A Massachusetts woman has been charged with two counts of felony stalking of the former general manager of the Boston Red Sox, now president of the Chicago Cubs.
Media reports indicate the Canton woman was arrested a few blocks from Theo Epstein’s home, where she told police she was seeking him out to invite him to church. In and of itself that wouldn’t be a crime, but the woman had reportedly been warned about stalking his home.
Massachusetts criminal defense lawyers know that despite the headlines often made in cases of celebrity or high-profile stalking incidents, which often involve an element of mental illness, the majority of stalking allegations stem from a break-up or divorce.

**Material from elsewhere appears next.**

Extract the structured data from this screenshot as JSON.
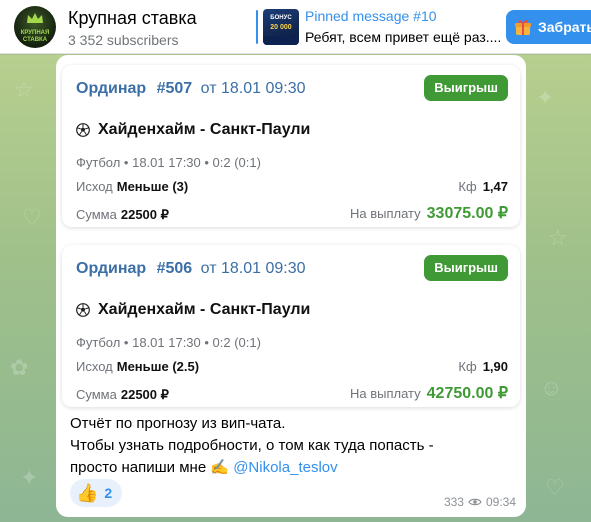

In many cases, it can be a misunderstanding or one person just has a hard time letting go.
And the fact of the matter is, it’s fairly common. The Bureau of Justice Statistics reports the following:
1. In the U.S., 14 out of every 1,000 people reported being victims of stalking;
2. For people who were divorced or separated, the rate of stalking was the highest – 34 out of every 1,000;
3. About 1 in 4 alleged stalking victims reported being the target of some form of cyberstalking, such as e-mail (more than 80 percent) or instant messaging (35 percent);
The penalties for a stalking conviction under Massachusetts law are serious.
Massachusetts law, specifically Part IV, Title I, Chapter 265, Section 43, addresses stalking and its punishments. This statute defines stalking as any willful and malicious engagement in a pattern of conduct or series of acts over a period of time that is directed at one person that either “seriously alarms” or “annoys” that person AND would cause a reasonable person to suffer emotional distress. The law also similarly encompasses threats that are intended to make the person fear either imminent physical injury or death.
This is a felony, and if convicted, a person can serve up to five years in prison and pay up to a $1,000 fine.
A lot of times when we think of stalking, collectively we’re picturing someone physically following another person around with binoculars. But of course, that’s an antiquated notion (although it would still count) and the law now addresses various forms of electronic communication too.
For example, the conduct that would be considered stalking under the law includes any actions carried out or threats made by mail, phone, e-mail, faxes, instant messages or any other electronic or digital communication.
So for example, if your girlfriend breaks up with you and you send her a series of Facebook messages meant to intimidate her or threaten her – even after you’ve been warned to stop – you can be charged with stalking, even if you never go near her.
It’s this misunderstanding about stalking laws that can sometimes get people in trouble.